The government has prioritised imports over further exploration and production of domestic offshore complex gas fields, which are capital-intensive and politically sensitive often in, or close to, disputed territory in the politically fragile South China Sea. The government estimates that by 2045 it will need to import 15 billion cubic metres of gas annually and is planning three regasification plants in the south, with more likely to be announced.

Investments are planned for 22 new gas-based power plants (including LNG, natural gas and Combined Cycle Gas Turbine – CCGT), import terminals and integrated LNG-to-power projects. The first of the new power plants was expected to enter operation in 2023.
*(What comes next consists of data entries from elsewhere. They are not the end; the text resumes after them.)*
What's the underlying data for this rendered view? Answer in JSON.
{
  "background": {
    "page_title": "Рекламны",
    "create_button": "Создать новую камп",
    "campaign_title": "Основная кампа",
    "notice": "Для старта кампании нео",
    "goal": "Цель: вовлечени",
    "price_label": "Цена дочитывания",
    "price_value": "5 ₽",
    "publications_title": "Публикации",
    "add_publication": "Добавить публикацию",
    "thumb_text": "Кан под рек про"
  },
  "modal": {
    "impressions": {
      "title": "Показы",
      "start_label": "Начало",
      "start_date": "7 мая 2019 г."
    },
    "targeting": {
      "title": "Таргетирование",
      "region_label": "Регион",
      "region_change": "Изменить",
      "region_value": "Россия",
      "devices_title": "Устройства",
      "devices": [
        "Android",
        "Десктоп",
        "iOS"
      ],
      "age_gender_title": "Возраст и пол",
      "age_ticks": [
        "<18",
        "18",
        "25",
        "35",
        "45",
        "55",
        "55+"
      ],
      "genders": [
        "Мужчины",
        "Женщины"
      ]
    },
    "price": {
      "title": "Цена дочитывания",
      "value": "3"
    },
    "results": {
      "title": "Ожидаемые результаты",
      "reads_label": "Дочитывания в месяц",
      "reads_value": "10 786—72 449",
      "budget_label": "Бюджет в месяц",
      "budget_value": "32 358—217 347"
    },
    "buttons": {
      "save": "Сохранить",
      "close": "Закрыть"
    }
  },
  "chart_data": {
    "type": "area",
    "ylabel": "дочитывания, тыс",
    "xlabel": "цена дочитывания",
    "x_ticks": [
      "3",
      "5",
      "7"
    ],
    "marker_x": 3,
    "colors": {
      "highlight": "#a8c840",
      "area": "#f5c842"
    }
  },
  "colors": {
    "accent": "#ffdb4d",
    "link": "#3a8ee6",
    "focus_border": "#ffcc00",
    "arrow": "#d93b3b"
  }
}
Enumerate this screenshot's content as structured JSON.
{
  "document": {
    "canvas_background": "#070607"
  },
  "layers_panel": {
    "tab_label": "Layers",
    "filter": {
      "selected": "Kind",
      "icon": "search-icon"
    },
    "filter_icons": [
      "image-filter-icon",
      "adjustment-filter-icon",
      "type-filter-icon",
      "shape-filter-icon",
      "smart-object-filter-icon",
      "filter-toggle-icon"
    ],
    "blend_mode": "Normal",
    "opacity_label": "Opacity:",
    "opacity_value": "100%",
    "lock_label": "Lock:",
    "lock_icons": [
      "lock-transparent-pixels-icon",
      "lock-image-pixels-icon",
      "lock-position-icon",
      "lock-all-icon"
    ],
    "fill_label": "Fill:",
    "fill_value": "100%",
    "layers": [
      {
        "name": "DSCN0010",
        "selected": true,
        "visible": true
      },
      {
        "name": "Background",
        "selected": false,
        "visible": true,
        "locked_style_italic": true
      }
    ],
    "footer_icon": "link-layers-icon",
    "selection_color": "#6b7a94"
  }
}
Under the Politburo’s Resolution 55 on the Orientation of the National Energy Development Strategy by 2030 with Vision toward 2045 (Resolution 55), renewable energy had been  expected to form 15-20% of Vietnam’s primary energy mix by 2030, rising to 25-30% in 2045. Those figures are certain to change following the announcement of the JETP and with growing international interest in investing in Vietnam renewables, including offshore wind farms.

Renewable energy’s increasing share of the energy mix will benefit from tax incentives and a more comprehensive regulatory and policy environment in the next few years after PDP-8 is issued. With the upcoming first Law on Renewable Energy (to be drafted in 2021-2025) and updated renewable energy incentives (being drafted in 2020-2022), investors will have a clearer legal and regulatory framework to guiding their investments. The plan for a competitive and transparent energy market by 2030 (being drafted by MOIT) is aimed at market liberalization, eliminating subsidies, monopoly and unfair competition.

Though incentives are in place to encourage electric vehicles, no targets have been set by the government which has also not developed a hydrogen policy.

It will take a few more years for Vietnam to fully develop its strategic planning, policy and regulatory frameworks and put them into action.

ANGEA is an industry association representing LNG and natural gas producers, energy buyers, suppliers and companies in APAC. Based in Singapore, it works in partnership with governments and societies across the region to deliver reliable and secure energy solutions that achieve national economic, energy security, social and environmental objectives and meet global climate goals.

Main photo by Georgios Domouchtsidis on Unsplash